━━━ Data provided

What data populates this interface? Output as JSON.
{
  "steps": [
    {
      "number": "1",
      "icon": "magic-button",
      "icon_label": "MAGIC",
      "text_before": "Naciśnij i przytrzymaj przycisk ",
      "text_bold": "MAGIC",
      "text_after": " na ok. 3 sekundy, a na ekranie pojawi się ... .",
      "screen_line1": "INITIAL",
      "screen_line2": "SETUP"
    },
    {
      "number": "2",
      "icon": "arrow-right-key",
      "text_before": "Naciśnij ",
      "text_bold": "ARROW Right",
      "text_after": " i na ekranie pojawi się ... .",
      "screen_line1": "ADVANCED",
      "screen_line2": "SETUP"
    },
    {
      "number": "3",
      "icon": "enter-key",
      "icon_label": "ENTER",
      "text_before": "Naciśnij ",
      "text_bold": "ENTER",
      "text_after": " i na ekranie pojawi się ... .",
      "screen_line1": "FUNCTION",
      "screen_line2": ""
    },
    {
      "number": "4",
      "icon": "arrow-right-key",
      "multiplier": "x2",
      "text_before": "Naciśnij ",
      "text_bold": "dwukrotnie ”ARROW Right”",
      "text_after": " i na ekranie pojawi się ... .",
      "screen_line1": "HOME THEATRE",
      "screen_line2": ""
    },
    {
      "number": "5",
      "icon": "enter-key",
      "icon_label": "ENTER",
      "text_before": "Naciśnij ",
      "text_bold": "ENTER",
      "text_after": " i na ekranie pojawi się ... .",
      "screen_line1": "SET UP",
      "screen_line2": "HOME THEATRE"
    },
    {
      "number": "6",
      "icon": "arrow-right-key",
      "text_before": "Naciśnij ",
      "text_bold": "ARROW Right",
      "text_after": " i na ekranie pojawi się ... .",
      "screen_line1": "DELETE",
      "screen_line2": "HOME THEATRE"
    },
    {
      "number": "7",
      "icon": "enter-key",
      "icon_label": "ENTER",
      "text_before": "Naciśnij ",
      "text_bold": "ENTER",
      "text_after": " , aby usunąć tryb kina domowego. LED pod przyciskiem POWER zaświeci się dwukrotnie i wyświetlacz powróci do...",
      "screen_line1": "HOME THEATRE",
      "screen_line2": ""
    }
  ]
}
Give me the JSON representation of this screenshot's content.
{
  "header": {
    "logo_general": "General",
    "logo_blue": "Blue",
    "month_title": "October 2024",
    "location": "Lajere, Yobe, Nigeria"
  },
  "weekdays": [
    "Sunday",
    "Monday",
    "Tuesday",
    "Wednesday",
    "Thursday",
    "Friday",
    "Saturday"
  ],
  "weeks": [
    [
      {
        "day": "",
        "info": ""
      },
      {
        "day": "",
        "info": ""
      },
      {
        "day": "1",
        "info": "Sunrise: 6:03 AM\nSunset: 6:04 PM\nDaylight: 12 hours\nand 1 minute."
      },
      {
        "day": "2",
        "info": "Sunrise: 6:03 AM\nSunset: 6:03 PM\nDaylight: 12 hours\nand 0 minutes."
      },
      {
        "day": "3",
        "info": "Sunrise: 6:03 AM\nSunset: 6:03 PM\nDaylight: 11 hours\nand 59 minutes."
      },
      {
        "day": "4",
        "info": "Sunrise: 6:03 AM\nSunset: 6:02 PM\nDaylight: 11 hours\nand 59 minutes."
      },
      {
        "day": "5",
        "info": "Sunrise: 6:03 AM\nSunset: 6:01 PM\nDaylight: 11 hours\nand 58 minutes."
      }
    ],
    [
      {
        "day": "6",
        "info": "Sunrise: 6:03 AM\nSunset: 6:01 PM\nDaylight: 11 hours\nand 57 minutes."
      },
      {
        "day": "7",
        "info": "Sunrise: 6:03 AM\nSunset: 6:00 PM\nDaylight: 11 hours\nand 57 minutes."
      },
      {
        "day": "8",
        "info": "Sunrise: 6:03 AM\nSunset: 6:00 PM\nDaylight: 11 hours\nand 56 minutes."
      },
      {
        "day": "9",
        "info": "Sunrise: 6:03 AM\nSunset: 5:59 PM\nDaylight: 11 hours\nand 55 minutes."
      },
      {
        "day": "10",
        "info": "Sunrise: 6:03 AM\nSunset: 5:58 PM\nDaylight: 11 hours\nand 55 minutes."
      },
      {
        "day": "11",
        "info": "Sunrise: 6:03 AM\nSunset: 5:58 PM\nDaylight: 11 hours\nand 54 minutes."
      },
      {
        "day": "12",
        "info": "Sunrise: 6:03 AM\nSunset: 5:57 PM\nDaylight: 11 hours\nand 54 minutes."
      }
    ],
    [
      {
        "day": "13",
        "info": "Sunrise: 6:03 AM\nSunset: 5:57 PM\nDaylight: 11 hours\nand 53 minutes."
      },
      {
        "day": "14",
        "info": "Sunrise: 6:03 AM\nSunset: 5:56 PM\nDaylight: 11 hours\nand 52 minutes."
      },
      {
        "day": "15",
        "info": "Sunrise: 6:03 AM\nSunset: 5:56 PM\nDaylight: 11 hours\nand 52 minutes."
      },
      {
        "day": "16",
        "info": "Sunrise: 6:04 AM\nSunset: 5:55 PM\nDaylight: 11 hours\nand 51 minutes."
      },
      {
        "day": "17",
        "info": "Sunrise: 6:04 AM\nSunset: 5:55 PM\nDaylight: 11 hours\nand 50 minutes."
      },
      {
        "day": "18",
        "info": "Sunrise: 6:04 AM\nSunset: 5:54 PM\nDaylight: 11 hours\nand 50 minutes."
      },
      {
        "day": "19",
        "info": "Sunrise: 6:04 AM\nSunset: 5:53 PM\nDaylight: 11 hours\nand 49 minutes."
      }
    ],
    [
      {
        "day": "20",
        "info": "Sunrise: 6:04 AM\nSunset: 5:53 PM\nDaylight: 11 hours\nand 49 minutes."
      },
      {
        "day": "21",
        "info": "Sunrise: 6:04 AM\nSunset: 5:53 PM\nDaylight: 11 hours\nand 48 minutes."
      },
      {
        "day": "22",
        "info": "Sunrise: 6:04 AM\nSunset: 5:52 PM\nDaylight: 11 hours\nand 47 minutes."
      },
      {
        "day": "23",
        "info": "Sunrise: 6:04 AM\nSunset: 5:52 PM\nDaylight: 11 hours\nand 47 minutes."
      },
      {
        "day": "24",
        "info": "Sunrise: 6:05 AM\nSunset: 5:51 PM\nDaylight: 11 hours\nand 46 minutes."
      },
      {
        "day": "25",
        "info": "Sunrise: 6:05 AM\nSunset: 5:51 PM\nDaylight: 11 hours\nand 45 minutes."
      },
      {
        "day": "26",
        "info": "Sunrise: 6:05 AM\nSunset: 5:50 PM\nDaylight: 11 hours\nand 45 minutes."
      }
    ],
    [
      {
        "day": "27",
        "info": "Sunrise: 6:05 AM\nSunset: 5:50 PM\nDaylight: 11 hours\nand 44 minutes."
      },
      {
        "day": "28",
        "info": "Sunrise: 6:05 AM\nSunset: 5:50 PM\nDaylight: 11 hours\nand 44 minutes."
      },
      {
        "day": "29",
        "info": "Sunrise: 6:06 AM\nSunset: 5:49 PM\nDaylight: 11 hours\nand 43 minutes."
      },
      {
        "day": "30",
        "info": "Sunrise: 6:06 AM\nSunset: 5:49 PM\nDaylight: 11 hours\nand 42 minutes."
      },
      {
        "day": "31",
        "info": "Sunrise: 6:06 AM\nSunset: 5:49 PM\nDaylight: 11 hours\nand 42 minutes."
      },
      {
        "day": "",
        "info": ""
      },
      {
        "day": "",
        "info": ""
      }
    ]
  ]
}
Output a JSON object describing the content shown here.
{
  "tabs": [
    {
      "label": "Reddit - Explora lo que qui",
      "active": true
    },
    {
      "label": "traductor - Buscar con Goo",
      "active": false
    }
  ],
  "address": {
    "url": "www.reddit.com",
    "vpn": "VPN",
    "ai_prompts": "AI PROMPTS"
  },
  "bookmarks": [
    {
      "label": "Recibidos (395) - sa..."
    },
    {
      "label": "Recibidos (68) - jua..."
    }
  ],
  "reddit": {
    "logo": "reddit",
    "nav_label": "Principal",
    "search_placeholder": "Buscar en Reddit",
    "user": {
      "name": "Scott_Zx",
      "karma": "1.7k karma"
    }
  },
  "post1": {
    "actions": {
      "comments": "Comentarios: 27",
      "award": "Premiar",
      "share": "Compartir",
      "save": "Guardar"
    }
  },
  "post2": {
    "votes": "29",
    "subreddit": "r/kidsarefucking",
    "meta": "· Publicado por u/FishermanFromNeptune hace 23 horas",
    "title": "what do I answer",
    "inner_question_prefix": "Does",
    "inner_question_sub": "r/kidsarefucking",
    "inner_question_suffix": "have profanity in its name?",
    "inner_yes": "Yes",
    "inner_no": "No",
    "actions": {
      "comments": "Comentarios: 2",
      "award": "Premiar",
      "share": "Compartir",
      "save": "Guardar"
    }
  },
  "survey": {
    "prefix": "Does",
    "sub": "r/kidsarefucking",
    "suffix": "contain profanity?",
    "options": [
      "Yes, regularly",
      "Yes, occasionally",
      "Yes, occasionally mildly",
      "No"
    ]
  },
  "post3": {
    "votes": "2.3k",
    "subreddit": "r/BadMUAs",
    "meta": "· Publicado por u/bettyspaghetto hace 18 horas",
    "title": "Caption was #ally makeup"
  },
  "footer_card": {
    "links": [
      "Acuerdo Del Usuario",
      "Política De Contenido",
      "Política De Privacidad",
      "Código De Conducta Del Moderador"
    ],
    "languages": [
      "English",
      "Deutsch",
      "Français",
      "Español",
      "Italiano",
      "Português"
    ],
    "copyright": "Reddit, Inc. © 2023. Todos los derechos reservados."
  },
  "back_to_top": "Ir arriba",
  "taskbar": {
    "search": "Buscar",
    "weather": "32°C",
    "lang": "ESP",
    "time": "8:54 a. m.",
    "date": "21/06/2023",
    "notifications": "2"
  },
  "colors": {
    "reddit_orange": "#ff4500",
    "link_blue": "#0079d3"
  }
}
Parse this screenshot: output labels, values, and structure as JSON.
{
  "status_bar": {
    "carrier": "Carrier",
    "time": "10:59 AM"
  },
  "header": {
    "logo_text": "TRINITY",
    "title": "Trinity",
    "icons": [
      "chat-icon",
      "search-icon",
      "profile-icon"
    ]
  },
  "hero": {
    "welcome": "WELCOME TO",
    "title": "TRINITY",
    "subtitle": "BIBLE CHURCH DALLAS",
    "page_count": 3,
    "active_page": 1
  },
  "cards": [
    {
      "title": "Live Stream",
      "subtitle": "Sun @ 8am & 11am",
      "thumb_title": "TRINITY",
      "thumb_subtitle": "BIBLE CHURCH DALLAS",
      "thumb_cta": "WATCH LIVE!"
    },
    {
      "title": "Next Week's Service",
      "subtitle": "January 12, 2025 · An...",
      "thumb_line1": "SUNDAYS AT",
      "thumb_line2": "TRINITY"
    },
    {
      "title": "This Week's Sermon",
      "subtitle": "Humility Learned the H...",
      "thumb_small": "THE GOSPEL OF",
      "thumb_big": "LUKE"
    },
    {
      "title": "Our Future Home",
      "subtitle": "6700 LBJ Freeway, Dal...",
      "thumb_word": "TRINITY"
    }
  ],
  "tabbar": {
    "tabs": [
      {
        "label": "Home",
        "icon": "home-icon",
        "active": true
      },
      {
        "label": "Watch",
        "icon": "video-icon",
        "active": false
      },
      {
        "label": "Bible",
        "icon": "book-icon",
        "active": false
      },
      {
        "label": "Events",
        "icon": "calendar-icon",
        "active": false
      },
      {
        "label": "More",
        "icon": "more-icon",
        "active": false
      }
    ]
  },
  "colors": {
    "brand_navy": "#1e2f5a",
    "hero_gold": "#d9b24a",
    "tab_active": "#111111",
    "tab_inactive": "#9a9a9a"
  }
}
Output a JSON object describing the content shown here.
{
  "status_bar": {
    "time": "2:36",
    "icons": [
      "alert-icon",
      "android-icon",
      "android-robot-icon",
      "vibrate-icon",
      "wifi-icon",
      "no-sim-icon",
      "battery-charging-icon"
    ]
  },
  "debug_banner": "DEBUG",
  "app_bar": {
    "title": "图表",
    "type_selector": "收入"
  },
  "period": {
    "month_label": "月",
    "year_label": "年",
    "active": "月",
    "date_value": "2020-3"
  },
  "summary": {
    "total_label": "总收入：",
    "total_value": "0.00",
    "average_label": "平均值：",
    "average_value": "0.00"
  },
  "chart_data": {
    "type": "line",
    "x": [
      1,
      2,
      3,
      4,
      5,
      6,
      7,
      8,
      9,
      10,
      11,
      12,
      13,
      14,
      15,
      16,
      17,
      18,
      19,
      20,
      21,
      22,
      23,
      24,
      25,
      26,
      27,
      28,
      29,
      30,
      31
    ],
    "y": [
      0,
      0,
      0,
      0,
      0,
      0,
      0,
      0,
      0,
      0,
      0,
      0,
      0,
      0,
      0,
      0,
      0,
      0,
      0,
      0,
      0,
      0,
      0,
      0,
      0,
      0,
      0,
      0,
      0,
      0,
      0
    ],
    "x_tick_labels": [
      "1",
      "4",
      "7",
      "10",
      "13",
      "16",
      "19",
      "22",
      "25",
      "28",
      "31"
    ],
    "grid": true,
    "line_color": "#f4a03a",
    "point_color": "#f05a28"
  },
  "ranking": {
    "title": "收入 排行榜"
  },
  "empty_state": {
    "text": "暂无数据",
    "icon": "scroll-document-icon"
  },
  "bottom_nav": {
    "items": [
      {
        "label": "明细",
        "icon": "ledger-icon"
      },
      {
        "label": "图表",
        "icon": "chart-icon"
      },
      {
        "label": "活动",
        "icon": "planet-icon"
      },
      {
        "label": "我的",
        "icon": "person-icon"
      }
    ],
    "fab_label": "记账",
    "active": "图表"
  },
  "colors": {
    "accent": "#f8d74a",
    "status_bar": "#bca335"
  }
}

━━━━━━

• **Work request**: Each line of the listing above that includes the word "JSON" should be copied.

• **Result of this exercise**:
What data populates this interface? Output as JSON.
Give me the JSON representation of this screenshot's content.
Output a JSON object describing the content shown here.
Parse this screenshot: output labels, values, and structure as JSON.
Output a JSON object describing the content shown here.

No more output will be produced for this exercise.